“The Future, Imperfect,” is a story collection of approximately 40,000 words.

If that sounds interesting, please grab yourself a copy! Believe me, you’ll be doing me a favor. 🙂

P.S. If you have any suggestions for the description, I’d be happy to hear them!

Shooting for the “magic 1000” in ebooks

This has been a pretty successful last couple of months. Starting with my novel Yseult at the beginning of January, I’ve gotten five new ebooks up on Amazon and have editied one more novel, Shadow of Stone, another Arthurian historical fantasy. I’ve booked editing services, and am scheduled to get the novel back on April 27. I’ve also contacted the cover artist who did the cover for Yseult, and it looks like he’ll be able to start working on a cover for the second book in the next couple of weeks. It’s all coming together, and working pretty well, too. Since I started out on this “experiment,” my earnings on ebooks have actually managed to make it into four figures. (That’s total, mind you!)

The other day on the Kindle Boards, I read a thread about getting to 1000 sales, after which everything gets easier. 🙂 That’s not even entirely tongue-in-cheek: supposedly after this point, internal Amazon promotion kicks in more, and the writer doesn’t have to do quite as marketing herself. So I pulled out the spreadsheets for January and February and added in my running counts for this month, and low and behold — I’m over two-thirds of the way there! Since January, I’ve sold 670 ebooks, (that’s paid-sold, not free-sold *g*) and had 131 borrows. So if I keep on plugging and luck does not desert me, I just might make 1000 by my birthday in May. That would be a nice birthday present!

In the spirit of keeping the engine running, I have another freebie scheduled for Friday, March 23, my new science fiction short story collection, The Future, Imperfect. Then next week, Yseult will be free again for two days, March 26-27. At the end of the month, Yseult is going off KDP Select. I will be putting it up on Smashwords so that it will be available at B&N and iTunes and the rest as well.

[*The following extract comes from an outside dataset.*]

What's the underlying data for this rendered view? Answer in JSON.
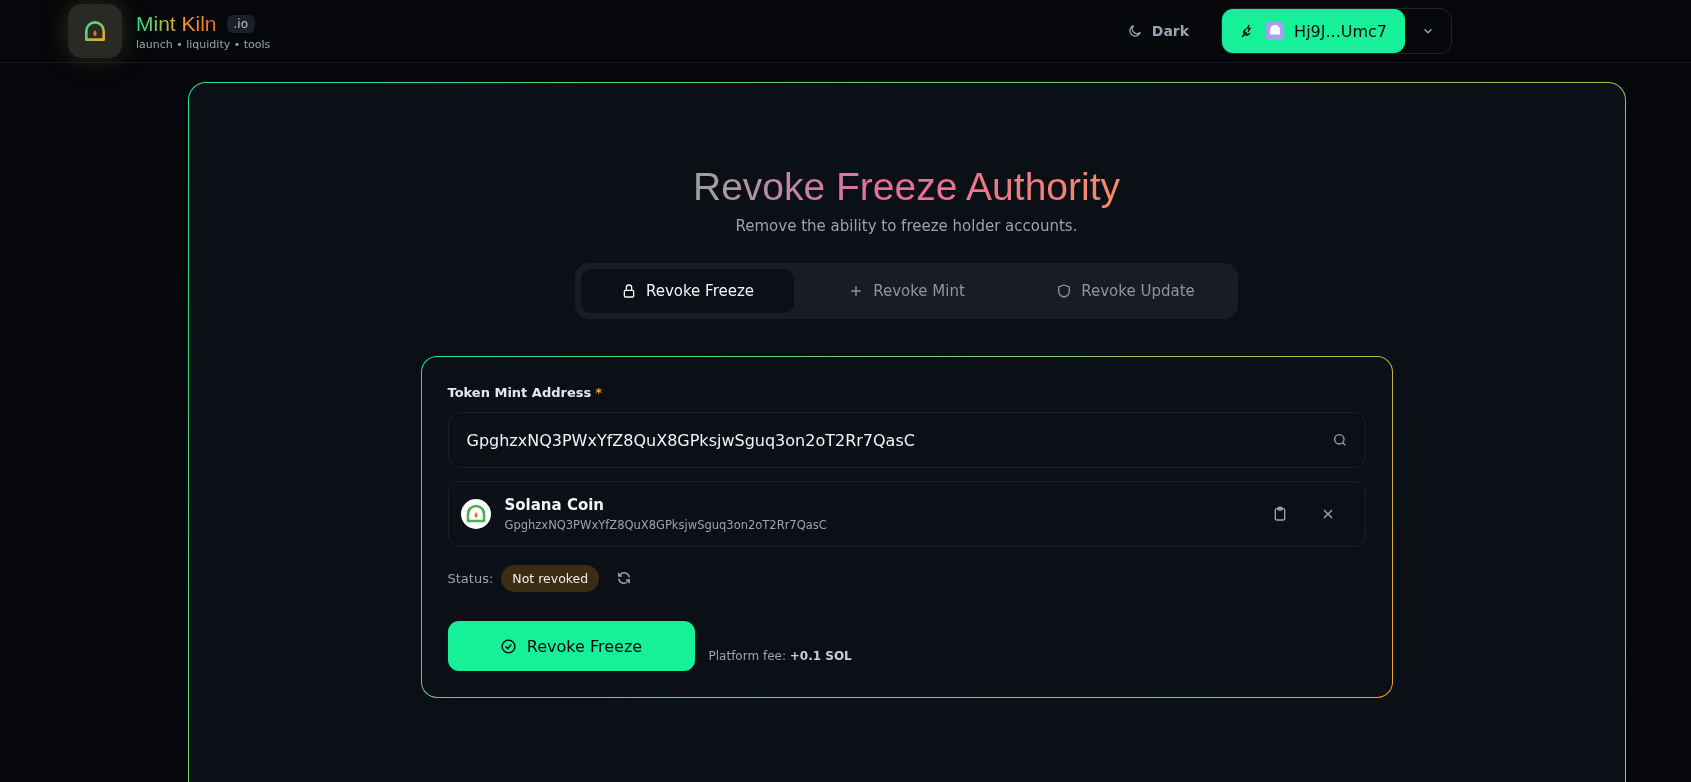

Whatever comes of all this, it’s a fun ride. I hope everyone else is enjoying themselves in their endeavors too!